Glocal Piano Project

Instead of skipping its upcoming edition, the Busoni Competition has developed an innovative way of holding this year’s preliminaries: The Glocal Piano Project, taking place in 23 cities worldwide. Steinway & Sons are providing excellent conditions for 98 young pianists seeking to qualify for the 2021 finals in Bolzano, Italy. 

The performances are open to a live audience (where possible due to Health Protection Regulations).The recordings of the auditions will be available online on various platforms with a 24-48 hour delay. Not only will the individual performances be judged by the international jury composed of seven members headed by Elmar Weingarten but also by an online audience that is invited to experience the Glocal Piano Project as one large online piano festival and is given its own, significant vote.

The recorded performances of all 100 participants will remain accessible until the final stages in August 2021. A selection of the selected finalists’ performance will also be broadcast by the Foundation’s media partners. By launching the Glocal Piano Project, the International Ferruccio Busoni Piano Competition emphasizes its strong belief in defending diversity, artistic individuality and freedom, an idea best summed by Ferruccio Busoni himself: “Music was born free; to win freedom is its destiny”.

For more information visit The Glocal Piano Project website. 

Fact file
DeadlineApr 2020
Finals25 Aug - 03 Sep 2021
WhereBolzano, Italy
Age groups16 to 30 years old
Competition prizes

1st prize: € 22,000; 2nd prize: € 10,000; 3rd prize: € 5,000; 4th prize: € 4,000; 5th prize: € 3,000; 6th prize: € 2,500
Special prizes: the competition arranges various prize winner concerts in the 2 years following the competition. 

Looking back at the competition in 2019

The Ferruccio Busoni International Piano Competition was launched on September 12th, 1949. It immediately captured the attention of the contemporary music scene, due in part to the presence of an extraordinary Honorary Committee, which included Claudio Arrau, Wilhelm Backhaus, Alfred Cortot, Walther Gieseking, Dinu Lipatti, Arthur Rubinstein and Arturo Benedetti Michelangeli, who made a considerable sum of money available for the second prize. From a one-off competition, it would soon become an indispensable annual event.

In that first competition of 1949, the just-18 Alfred Brendel earned an honorable fourth prize. In 1952 the Busoni Prize (which at the time consisted of a sum of 500,000 lire, 15 concerts and a Schulze & Pollmann grand piano) was awarded to the Roman pianist Sergio Perticaroli. In 1956, First Prize was awarded to Jörg Demus; the following year it went the extraordinary sixteen-year-old Martha Argerich. A piano-composition competition also took place in some years: the performance of fourteen-year-old Maurizio Pollini aroused amazement in 1956, when he replaced Giorgio Vidusso in the difficult task of performing the works chosen by the jury at the very last moment.
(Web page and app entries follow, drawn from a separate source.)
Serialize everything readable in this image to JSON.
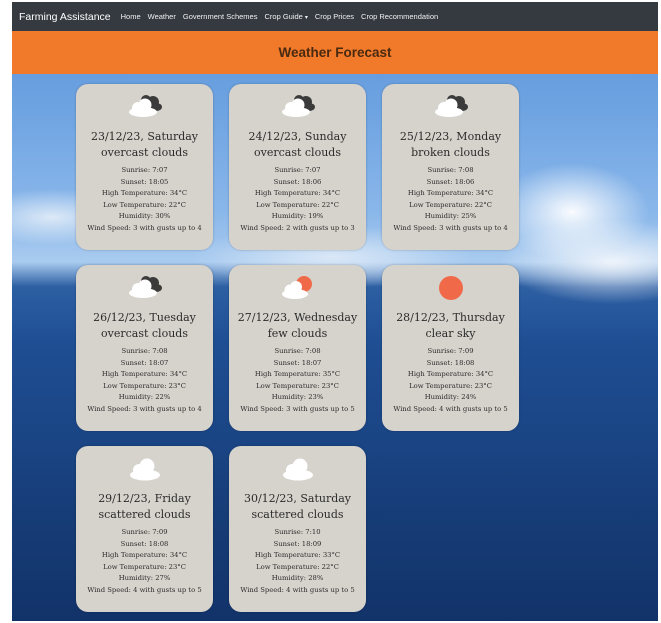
{
  "nav": {
    "brand": "Farming Assistance",
    "links": [
      "Home",
      "Weather",
      "Government Schemes",
      "Crop Guide",
      "Crop Prices",
      "Crop Recommendation"
    ],
    "dropdown_caret": "▾"
  },
  "banner": {
    "title": "Weather Forecast"
  },
  "labels": {
    "sunrise": "Sunrise: ",
    "sunset": "Sunset: ",
    "high": "High Temperature: ",
    "low": "Low Temperature: ",
    "humidity": "Humidity: ",
    "wind": "Wind Speed: "
  },
  "forecast": [
    {
      "date": "23/12/23, Saturday",
      "desc": "overcast clouds",
      "icon": "overcast-clouds-icon",
      "sunrise": "7:07",
      "sunset": "18:05",
      "high": "34°C",
      "low": "22°C",
      "humidity": "30%",
      "wind": "3 with gusts up to 4"
    },
    {
      "date": "24/12/23, Sunday",
      "desc": "overcast clouds",
      "icon": "overcast-clouds-icon",
      "sunrise": "7:07",
      "sunset": "18:06",
      "high": "34°C",
      "low": "22°C",
      "humidity": "19%",
      "wind": "2 with gusts up to 3"
    },
    {
      "date": "25/12/23, Monday",
      "desc": "broken clouds",
      "icon": "broken-clouds-icon",
      "sunrise": "7:08",
      "sunset": "18:06",
      "high": "34°C",
      "low": "22°C",
      "humidity": "25%",
      "wind": "3 with gusts up to 4"
    },
    {
      "date": "26/12/23, Tuesday",
      "desc": "overcast clouds",
      "icon": "overcast-clouds-icon",
      "sunrise": "7:08",
      "sunset": "18:07",
      "high": "34°C",
      "low": "23°C",
      "humidity": "22%",
      "wind": "3 with gusts up to 4"
    },
    {
      "date": "27/12/23, Wednesday",
      "desc": "few clouds",
      "icon": "few-clouds-icon",
      "sunrise": "7:08",
      "sunset": "18:07",
      "high": "35°C",
      "low": "23°C",
      "humidity": "23%",
      "wind": "3 with gusts up to 5"
    },
    {
      "date": "28/12/23, Thursday",
      "desc": "clear sky",
      "icon": "sun-icon",
      "sunrise": "7:09",
      "sunset": "18:08",
      "high": "34°C",
      "low": "23°C",
      "humidity": "24%",
      "wind": "4 with gusts up to 5"
    },
    {
      "date": "29/12/23, Friday",
      "desc": "scattered clouds",
      "icon": "scattered-clouds-icon",
      "sunrise": "7:09",
      "sunset": "18:08",
      "high": "34°C",
      "low": "23°C",
      "humidity": "27%",
      "wind": "4 with gusts up to 5"
    },
    {
      "date": "30/12/23, Saturday",
      "desc": "scattered clouds",
      "icon": "scattered-clouds-icon",
      "sunrise": "7:10",
      "sunset": "18:09",
      "high": "33°C",
      "low": "22°C",
      "humidity": "28%",
      "wind": "4 with gusts up to 5"
    }
  ],
  "colors": {
    "navbar": "#343a40",
    "banner": "#f0792a",
    "card": "#d6d2cc",
    "sun": "#f06a4a"
  }
}
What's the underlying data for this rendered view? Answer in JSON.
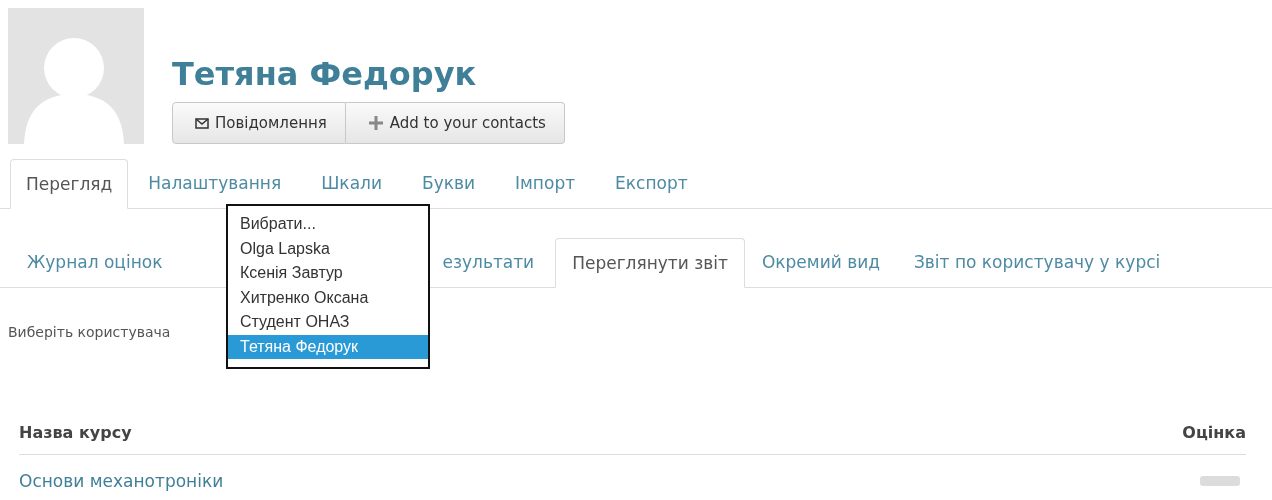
{
  "profile": {
    "name": "Тетяна Федорук",
    "buttons": [
      {
        "kind": "message",
        "label": "Повідомлення"
      },
      {
        "kind": "add",
        "label": "Add to your contacts"
      }
    ]
  },
  "main_tabs": [
    {
      "label": "Перегляд",
      "selected": true
    },
    {
      "label": "Налаштування",
      "selected": false
    },
    {
      "label": "Шкали",
      "selected": false
    },
    {
      "label": "Букви",
      "selected": false
    },
    {
      "label": "Імпорт",
      "selected": false
    },
    {
      "label": "Експорт",
      "selected": false
    }
  ],
  "sub_tabs": [
    {
      "label": "Журнал оцінок",
      "selected": false
    },
    {
      "label": "езультати",
      "selected": false
    },
    {
      "label": "Переглянути звіт",
      "selected": true
    },
    {
      "label": "Окремий вид",
      "selected": false
    },
    {
      "label": "Звіт по користувачу у курсі",
      "selected": false
    }
  ],
  "user_select": {
    "label": "Виберіть користувача",
    "options": [
      {
        "label": "Вибрати...",
        "selected": false
      },
      {
        "label": "Olga Lapska",
        "selected": false
      },
      {
        "label": "Ксенія Завтур",
        "selected": false
      },
      {
        "label": "Хитренко Оксана",
        "selected": false
      },
      {
        "label": "Студент ОНАЗ",
        "selected": false
      },
      {
        "label": "Тетяна Федорук",
        "selected": true
      }
    ]
  },
  "table": {
    "columns": [
      "Назва курсу",
      "Оцінка"
    ],
    "rows": [
      {
        "course": "Основи механотроніки",
        "grade_redacted": true
      }
    ]
  }
}
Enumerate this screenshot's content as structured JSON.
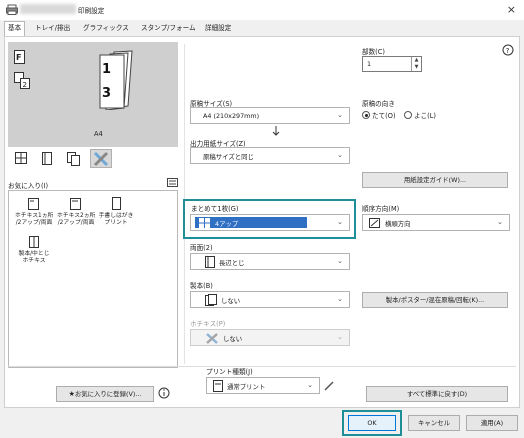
{
  "window": {
    "title": "印刷設定",
    "close_glyph": "×"
  },
  "tabs": [
    "基本",
    "トレイ/排出",
    "グラフィックス",
    "スタンプ/フォーム",
    "詳細設定"
  ],
  "preview": {
    "paper_label": "A4",
    "page_numbers": [
      "1",
      "3"
    ],
    "view_icons": [
      "single-page-icon",
      "book-icon",
      "duplicate-page-icon",
      "tools-icon"
    ]
  },
  "favorites": {
    "label": "お気に入り(I)",
    "items": [
      {
        "label": "ホチキス1ヵ所\n/2アップ/両面"
      },
      {
        "label": "ホチキス2ヵ所\n/2アップ/両面"
      },
      {
        "label": "手書しはがき\nプリント"
      },
      {
        "label": "製本/中とじ\nホチキス"
      }
    ],
    "register_button": "お気に入りに登録(V)..."
  },
  "copies": {
    "label": "部数(C)",
    "value": "1"
  },
  "orientation": {
    "label": "原稿の向き",
    "options": [
      "たて(O)",
      "よこ(L)"
    ],
    "selected": 0
  },
  "original_size": {
    "label": "原稿サイズ(S)",
    "value": "A4 (210x297mm)"
  },
  "output_size": {
    "label": "出力用紙サイズ(Z)",
    "value": "原稿サイズと同じ"
  },
  "paper_settings_button": "用紙設定ガイド(W)...",
  "nup": {
    "label": "まとめて1枚(G)",
    "value": "4アップ"
  },
  "layout_dir": {
    "label": "順序方向(M)",
    "value": "横順方向"
  },
  "duplex": {
    "label": "両面(2)",
    "value": "長辺とじ"
  },
  "binding": {
    "label": "製本(B)",
    "value": "しない"
  },
  "booklet_button": "製本/ポスター/混在原稿/回転(K)...",
  "staple": {
    "label": "ホチキス(P)",
    "value": "しない"
  },
  "print_type": {
    "label": "プリント種類(J)",
    "value": "通常プリント"
  },
  "reset_button": "すべて標準に戻す(D)",
  "footer": {
    "ok": "OK",
    "cancel": "キャンセル",
    "apply": "適用(A)"
  },
  "colors": {
    "accent": "#1e8f96",
    "selected_blue": "#2f6fc4"
  }
}
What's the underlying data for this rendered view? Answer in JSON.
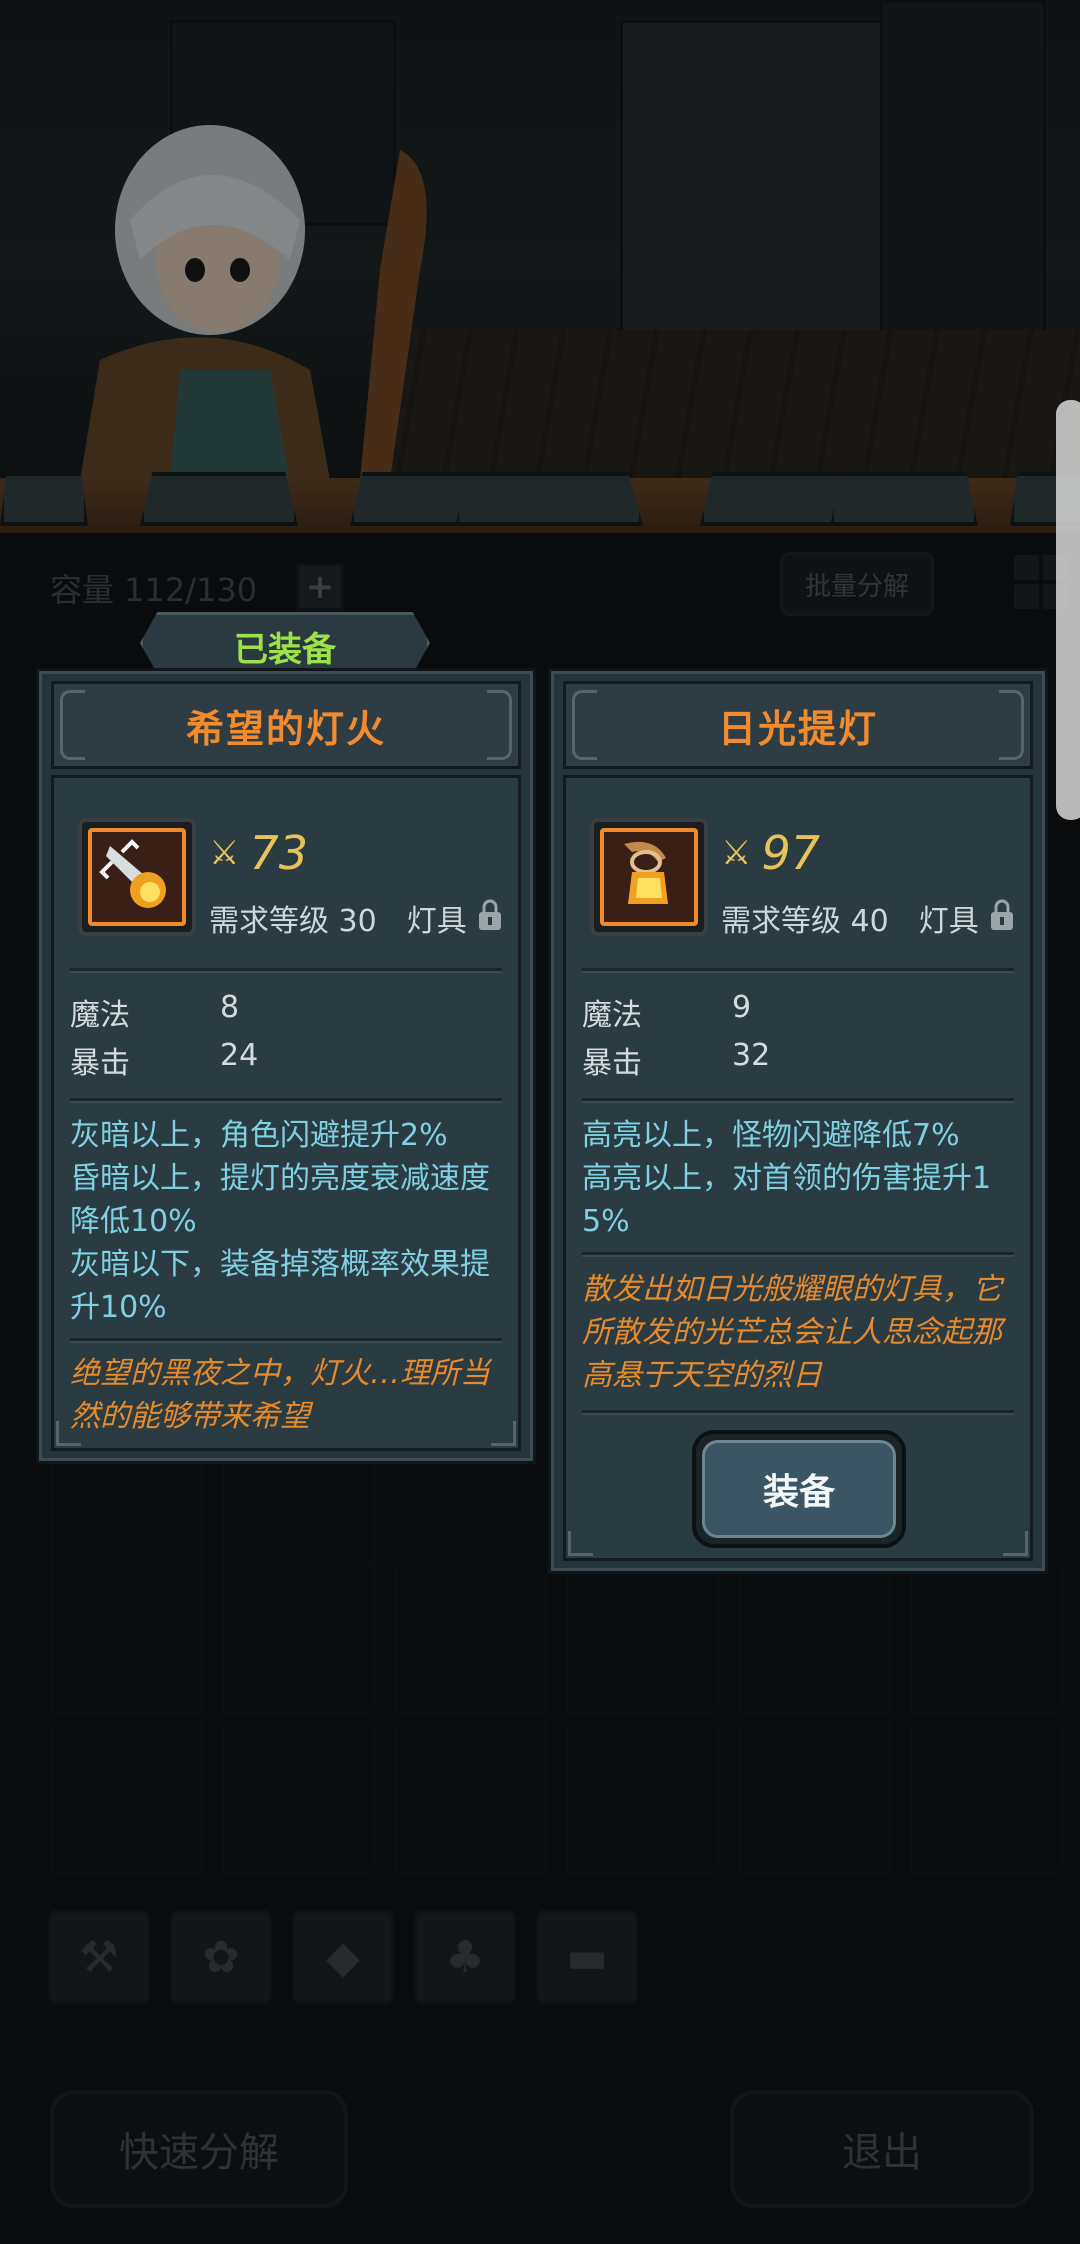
{
  "bag": {
    "capacity_label": "容量 112/130",
    "add_icon": "plus-icon",
    "batch_decompose_label": "批量分解",
    "grid_view_icon": "grid-icon",
    "filter_icons": [
      "weapon-icon",
      "paw-icon",
      "gem-icon",
      "leaf-icon",
      "chest-icon"
    ],
    "quick_decompose_label": "快速分解",
    "exit_label": "退出"
  },
  "equipped_card": {
    "tag": "已装备",
    "name": "希望的灯火",
    "power": "73",
    "level_req": "需求等级 30",
    "type": "灯具",
    "stats": [
      {
        "label": "魔法",
        "value": "8"
      },
      {
        "label": "暴击",
        "value": "24"
      }
    ],
    "effects": "灰暗以上，角色闪避提升2%\n昏暗以上，提灯的亮度衰减速度降低10%\n灰暗以下，装备掉落概率效果提升10%",
    "flavor": "绝望的黑夜之中，灯火…理所当然的能够带来希望"
  },
  "new_card": {
    "name": "日光提灯",
    "power": "97",
    "level_req": "需求等级 40",
    "type": "灯具",
    "stats": [
      {
        "label": "魔法",
        "value": "9"
      },
      {
        "label": "暴击",
        "value": "32"
      }
    ],
    "effects": "高亮以上，怪物闪避降低7%\n高亮以上，对首领的伤害提升15%",
    "flavor": "散发出如日光般耀眼的灯具，它所散发的光芒总会让人思念起那高悬于天空的烈日",
    "equip_button": "装备"
  },
  "colors": {
    "item_name": "#f28a2e",
    "power": "#e8c35a",
    "effect_text": "#7fd0e0",
    "flavor_text": "#e58a2d",
    "equipped_tag": "#9ee24a"
  }
}
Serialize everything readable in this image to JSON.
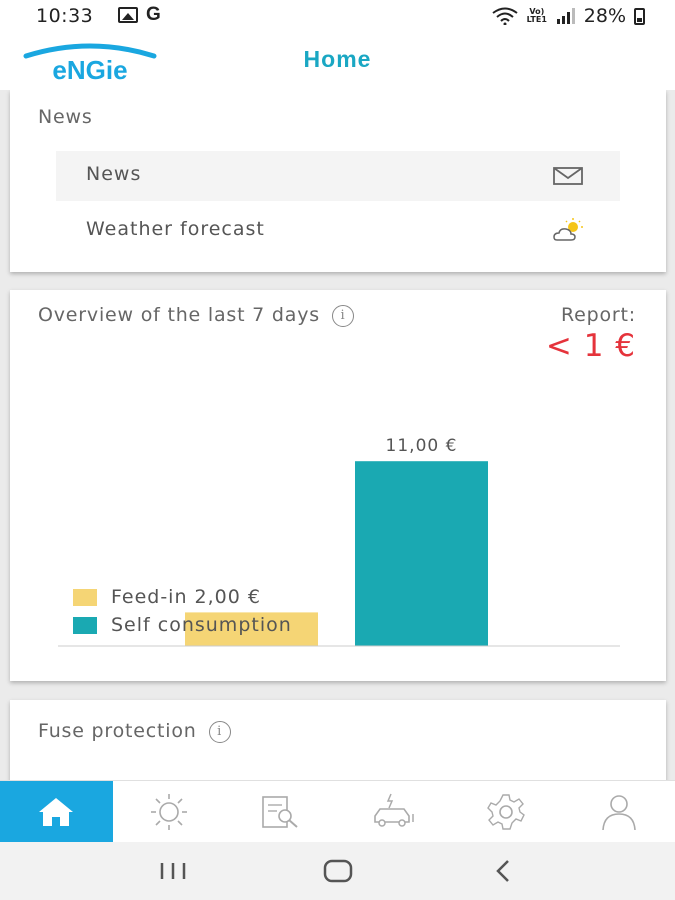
{
  "status_bar": {
    "time": "10:33",
    "g_label": "G",
    "network_label": "Vo) LTE1",
    "battery": "28%"
  },
  "header": {
    "logo_text": "eNGie",
    "title": "Home"
  },
  "news_card": {
    "title": "News",
    "items": [
      {
        "label": "News",
        "icon": "mail-icon"
      },
      {
        "label": "Weather forecast",
        "icon": "weather-icon"
      }
    ]
  },
  "overview_card": {
    "title": "Overview of the last 7 days",
    "report_label": "Report:",
    "report_value": "< 1 €"
  },
  "chart_data": {
    "type": "bar",
    "categories": [
      "Feed-in",
      "Self consumption"
    ],
    "values": [
      2.0,
      11.0
    ],
    "value_labels": [
      "",
      "11,00 €"
    ],
    "legend": [
      {
        "label": "Feed-in 2,00 €",
        "color": "#f5d575"
      },
      {
        "label": "Self consumption",
        "color": "#1aa9b2"
      }
    ],
    "ylim": [
      0,
      12.5
    ],
    "legend_position": "bottom-left"
  },
  "fuse_card": {
    "title": "Fuse protection"
  },
  "bottom_nav": {
    "items": [
      {
        "icon": "home-icon",
        "active": true
      },
      {
        "icon": "sun-icon",
        "active": false
      },
      {
        "icon": "report-search-icon",
        "active": false
      },
      {
        "icon": "ev-car-icon",
        "active": false
      },
      {
        "icon": "gear-icon",
        "active": false
      },
      {
        "icon": "user-icon",
        "active": false
      }
    ]
  },
  "colors": {
    "accent": "#1aa7c3",
    "nav_active": "#1aa7e0",
    "report_red": "#e5333b",
    "feed_in": "#f5d575",
    "self_consumption": "#1aa9b2"
  }
}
In the 1960s, European pianism opened up to the U.S. school with First Prize going to Jerome Rose (1961), Michael Ponti (1964), Garrick Ohlsson and Richard Goode (First and Second Prize, respectively, in 1966), Ursula Oppens (1969). In the 1970s the First Prize of Brazilian Arnaldo Cohen (1972) stands out, while in the eighties Louis Lortie (1984) and Lilja Zilbernstein (1987) were unanimously awarded First Prizes, which launched great careers. The Russian school dominated the 1990s, with wins by Anna Kravtchenko (1992), Alexander Shtarkman (1995) and Alexander Kobrin (1999). In 2002 the competition changed structure, inaugurating its biennial structure. With the last Busoni Prize awarded to Emanuil Ivanov (2018/2019) the next Grand Prize that will enrich our Hall of Fame is awaited with baited breath.

Today, the Busoni Competition is much more than a piano competition. Building on its history the competition aims, through its many special projects and its festival, to create and develop a real platform for contact between teachers and young people, continuing its role as seismograph of contemporary musical life.

For full application details, please visit the Ferruccio Busoni International Piano Competition website.